English Springer Spaniel Gets Gravy Gig Saving Great Crested Newts

It seems as if every time we turn around, there’s news that dogs are being trained for yet another task, which is always good to hear. Depending on the breed, most dogs enjoy being given something to do, especially if there’s a reward involved.

From sniffing out illness, bombs, insects decimating crops, or tracking pests responsible for causing significant damage to priceless works of art, dogs are on the job all across the globe.

English Springer Spaniel
Photo: Pixabay/braden91

Wildlife Conservation

Now, dogs are being trained to seek out the great crested newt, a species protected under rules overseen by Natural England, a public body in the U.K. sponsored by the Department for Environment, Food, and Rural Affairs. Like gopher turtles in Florida, construction can be held up due to the existence of certain species, and developers have to spend time searching for and relocating them before construction projects can begin.

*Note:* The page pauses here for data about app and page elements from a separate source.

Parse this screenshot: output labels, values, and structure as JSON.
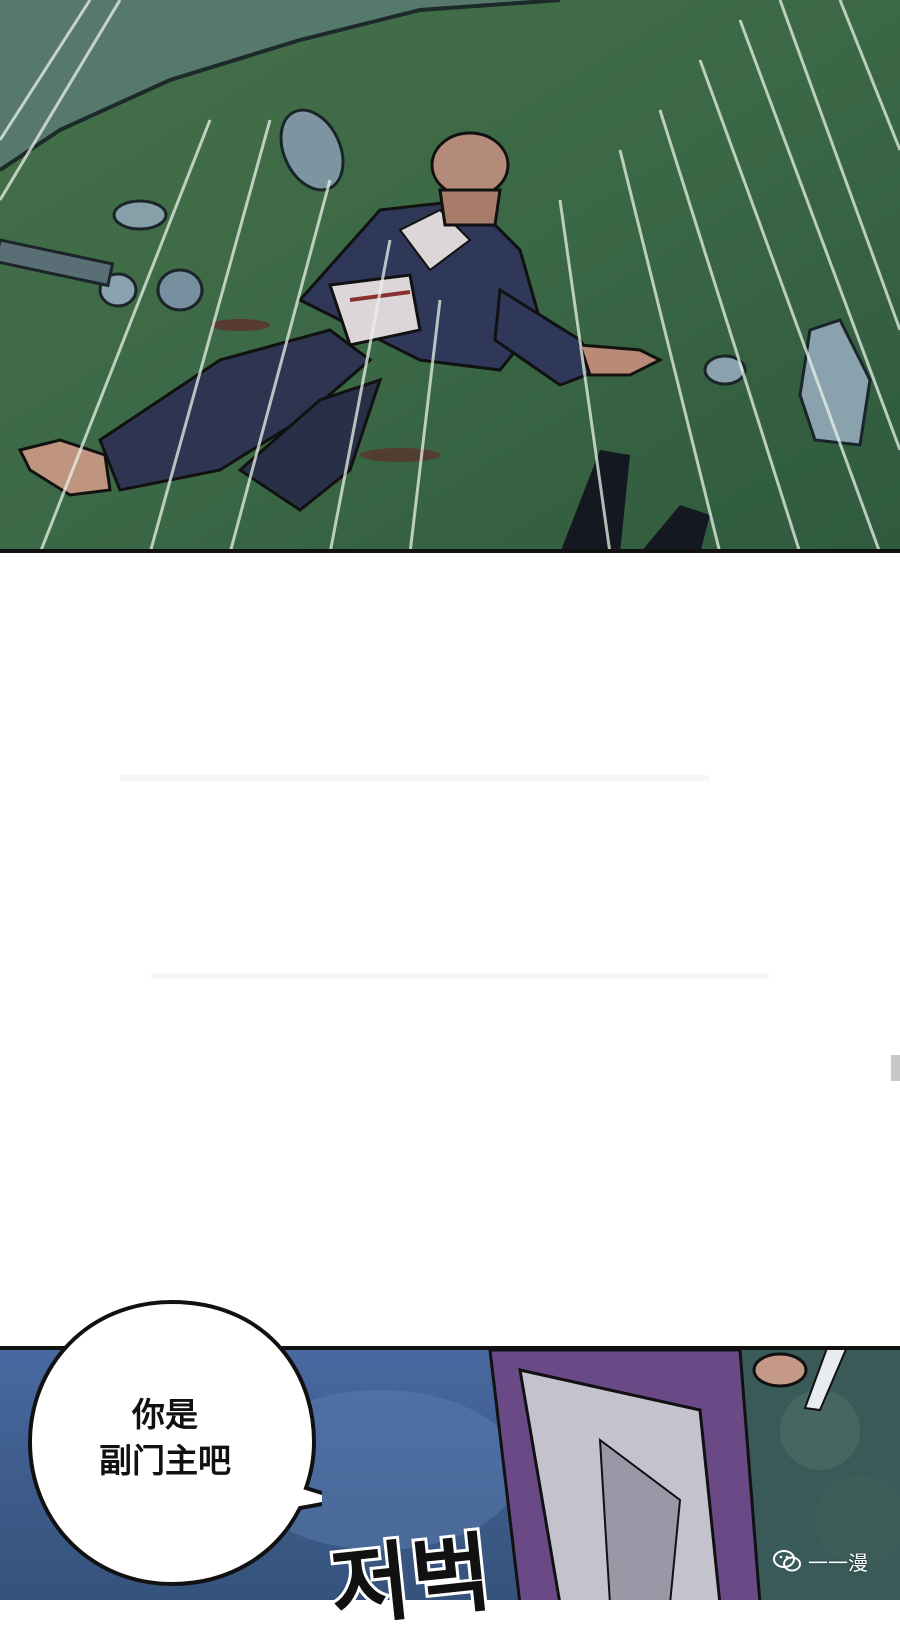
{
  "comic": {
    "speech_bubble": {
      "line1": "你是",
      "line2": "副门主吧"
    },
    "sound_effect": "저벅",
    "watermark": {
      "icon": "wechat-icon",
      "text": "一一漫"
    }
  },
  "colors": {
    "grass": "#3f6b47",
    "robe": "#2d3550",
    "sky_blue": "#3d5f8c",
    "purple_robe": "#6a4a86",
    "panel_border": "#111111"
  }
}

When it comes to the newts, experts say it’s difficult to find these small amphibians when they’re on land because they spend so much of their time below the surface, making them difficult to detect before projects begin in earnest. Because of this, an English springer spaniel named Freya has been trained to locate the protected species in advance.

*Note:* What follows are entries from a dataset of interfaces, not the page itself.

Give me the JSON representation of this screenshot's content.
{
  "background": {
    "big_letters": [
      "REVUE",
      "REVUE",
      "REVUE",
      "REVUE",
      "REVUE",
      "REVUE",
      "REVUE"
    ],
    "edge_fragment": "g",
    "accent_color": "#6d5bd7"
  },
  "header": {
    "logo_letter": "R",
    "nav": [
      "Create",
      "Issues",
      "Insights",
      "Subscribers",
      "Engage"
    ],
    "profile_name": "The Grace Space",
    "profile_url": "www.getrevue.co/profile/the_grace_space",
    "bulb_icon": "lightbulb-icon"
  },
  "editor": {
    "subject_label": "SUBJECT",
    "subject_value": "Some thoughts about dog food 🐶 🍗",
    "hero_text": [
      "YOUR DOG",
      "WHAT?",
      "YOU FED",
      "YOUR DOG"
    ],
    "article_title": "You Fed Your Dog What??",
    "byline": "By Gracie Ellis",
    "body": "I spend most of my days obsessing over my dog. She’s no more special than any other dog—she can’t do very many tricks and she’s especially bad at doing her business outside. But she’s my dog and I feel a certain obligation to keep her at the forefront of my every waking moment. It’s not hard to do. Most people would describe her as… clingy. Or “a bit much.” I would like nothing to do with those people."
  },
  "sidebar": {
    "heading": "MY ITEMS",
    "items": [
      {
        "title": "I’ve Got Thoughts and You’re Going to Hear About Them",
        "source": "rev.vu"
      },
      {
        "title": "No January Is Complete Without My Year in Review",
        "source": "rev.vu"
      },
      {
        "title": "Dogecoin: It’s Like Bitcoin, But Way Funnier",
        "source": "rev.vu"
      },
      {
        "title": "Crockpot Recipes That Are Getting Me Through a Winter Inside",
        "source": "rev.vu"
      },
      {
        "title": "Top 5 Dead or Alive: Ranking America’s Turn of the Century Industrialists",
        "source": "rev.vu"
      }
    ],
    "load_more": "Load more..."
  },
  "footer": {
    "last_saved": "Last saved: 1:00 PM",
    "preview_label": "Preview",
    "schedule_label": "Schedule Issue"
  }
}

English Springer Spaniel
Photo: Pixabay/Amorhunter

Sniffer Dogs

Nicola Jayne Glover, a Ph.D. student studying ecology at the University of Salford in the U.K., and her colleagues worked with Freya to train her to recognize the smell of live newts. Per the Guardian, they were able to accomplish this by directing the newts’ scent through open pipes of varying lengths, which helped Freya learn and distinguish their unique odor.
In more than 16 trial runs, Freya was able to detect great crested newts up to 2 meters away, with an 87 percent success rate.

great crested newt
Photo: Pixabay/u_3heuehh9

Endangered Species

Seen exclusively in Europe, the amphibians have experienced dramatic declines in population over the last 60 years despite receiving protection under both U.K. and EU law. Their difficulty to detect has likely contributed to their loss of habitat and lives. According to The Conversation, these newts perform important functions which inadvertently benefit humankind.

One way is through the cycling of nutrients from water to land and back again, which contributes to soil fertility. They also eat small biting insects like midges that are responsible for transmitting diseases such as bluetongue to livestock.

English Springer Spaniel
Photo: Pixabay/D_Theodora

English Springer Spaniels

The American Kennel Club points out that these sweet dogs were developed to work closely with humans, and that they’re highly trainable people-pleasers. Originally bred as hunting dogs, they were used to flush out or “spring” game and retrieve it.

They crave company and are miserable when ignored. Considered polite dogs, Springers are good with kids and their fellow mammals. They are also eager to join in any family activity, including long walks, games of chase or playing fetch, and swimming are among their favorite pastimes.

People, Pets & Planet

Help where it’s needed most at GreaterGood for free!